From the first line to the last, reproduce the records exactly as they appear below.

SOURCE INFORMATION: Begin

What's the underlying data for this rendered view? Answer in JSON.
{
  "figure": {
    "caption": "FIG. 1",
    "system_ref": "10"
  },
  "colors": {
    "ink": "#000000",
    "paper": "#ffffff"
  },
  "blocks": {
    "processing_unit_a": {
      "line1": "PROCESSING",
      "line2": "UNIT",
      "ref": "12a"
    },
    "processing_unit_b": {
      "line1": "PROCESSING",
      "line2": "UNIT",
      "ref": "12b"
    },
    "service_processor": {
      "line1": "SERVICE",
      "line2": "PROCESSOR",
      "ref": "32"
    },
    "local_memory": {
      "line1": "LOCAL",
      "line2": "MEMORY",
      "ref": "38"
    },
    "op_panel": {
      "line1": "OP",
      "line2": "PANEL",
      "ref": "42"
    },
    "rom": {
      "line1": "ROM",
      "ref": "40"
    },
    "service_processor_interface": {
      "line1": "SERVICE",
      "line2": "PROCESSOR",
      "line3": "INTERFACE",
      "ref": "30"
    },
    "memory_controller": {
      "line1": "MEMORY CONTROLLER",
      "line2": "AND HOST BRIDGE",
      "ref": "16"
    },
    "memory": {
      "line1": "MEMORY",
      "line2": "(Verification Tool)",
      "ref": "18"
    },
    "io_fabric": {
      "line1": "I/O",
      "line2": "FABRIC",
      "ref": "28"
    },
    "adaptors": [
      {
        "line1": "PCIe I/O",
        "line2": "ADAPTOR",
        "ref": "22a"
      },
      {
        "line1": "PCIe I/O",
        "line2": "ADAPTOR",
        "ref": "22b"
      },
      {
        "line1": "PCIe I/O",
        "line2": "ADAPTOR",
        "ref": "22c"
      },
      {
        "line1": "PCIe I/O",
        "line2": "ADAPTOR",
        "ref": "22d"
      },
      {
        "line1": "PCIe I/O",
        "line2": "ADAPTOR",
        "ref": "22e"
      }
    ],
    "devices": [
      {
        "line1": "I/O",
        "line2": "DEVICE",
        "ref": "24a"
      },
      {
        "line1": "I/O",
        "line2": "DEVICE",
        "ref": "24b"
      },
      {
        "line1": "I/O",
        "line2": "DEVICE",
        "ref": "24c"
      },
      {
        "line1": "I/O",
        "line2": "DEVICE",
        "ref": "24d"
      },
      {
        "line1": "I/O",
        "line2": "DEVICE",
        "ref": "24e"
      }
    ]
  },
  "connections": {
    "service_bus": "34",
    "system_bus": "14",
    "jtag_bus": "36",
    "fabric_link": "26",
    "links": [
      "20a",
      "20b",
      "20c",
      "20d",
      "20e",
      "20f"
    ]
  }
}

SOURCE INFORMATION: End

ANSWER SPACE ▸
What's the underlying data for this rendered view? Answer in JSON.
{
  "figure": {
    "caption": "FIG. 1",
    "system_ref": "10"
  },
  "colors": {
    "ink": "#000000",
    "paper": "#ffffff"
  },
  "blocks": {
    "processing_unit_a": {
      "line1": "PROCESSING",
      "line2": "UNIT",
      "ref": "12a"
    },
    "processing_unit_b": {
      "line1": "PROCESSING",
      "line2": "UNIT",
      "ref": "12b"
    },
    "service_processor": {
      "line1": "SERVICE",
      "line2": "PROCESSOR",
      "ref": "32"
    },
    "local_memory": {
      "line1": "LOCAL",
      "line2": "MEMORY",
      "ref": "38"
    },
    "op_panel": {
      "line1": "OP",
      "line2": "PANEL",
      "ref": "42"
    },
    "rom": {
      "line1": "ROM",
      "ref": "40"
    },
    "service_processor_interface": {
      "line1": "SERVICE",
      "line2": "PROCESSOR",
      "line3": "INTERFACE",
      "ref": "30"
    },
    "memory_controller": {
      "line1": "MEMORY CONTROLLER",
      "line2": "AND HOST BRIDGE",
      "ref": "16"
    },
    "memory": {
      "line1": "MEMORY",
      "line2": "(Verification Tool)",
      "ref": "18"
    },
    "io_fabric": {
      "line1": "I/O",
      "line2": "FABRIC",
      "ref": "28"
    },
    "adaptors": [
      {
        "line1": "PCIe I/O",
        "line2": "ADAPTOR",
        "ref": "22a"
      },
      {
        "line1": "PCIe I/O",
        "line2": "ADAPTOR",
        "ref": "22b"
      },
      {
        "line1": "PCIe I/O",
        "line2": "ADAPTOR",
        "ref": "22c"
      },
      {
        "line1": "PCIe I/O",
        "line2": "ADAPTOR",
        "ref": "22d"
      },
      {
        "line1": "PCIe I/O",
        "line2": "ADAPTOR",
        "ref": "22e"
      }
    ],
    "devices": [
      {
        "line1": "I/O",
        "line2": "DEVICE",
        "ref": "24a"
      },
      {
        "line1": "I/O",
        "line2": "DEVICE",
        "ref": "24b"
      },
      {
        "line1": "I/O",
        "line2": "DEVICE",
        "ref": "24c"
      },
      {
        "line1": "I/O",
        "line2": "DEVICE",
        "ref": "24d"
      },
      {
        "line1": "I/O",
        "line2": "DEVICE",
        "ref": "24e"
      }
    ]
  },
  "connections": {
    "service_bus": "34",
    "system_bus": "14",
    "jtag_bus": "36",
    "fabric_link": "26",
    "links": [
      "20a",
      "20b",
      "20c",
      "20d",
      "20e",
      "20f"
    ]
  }
}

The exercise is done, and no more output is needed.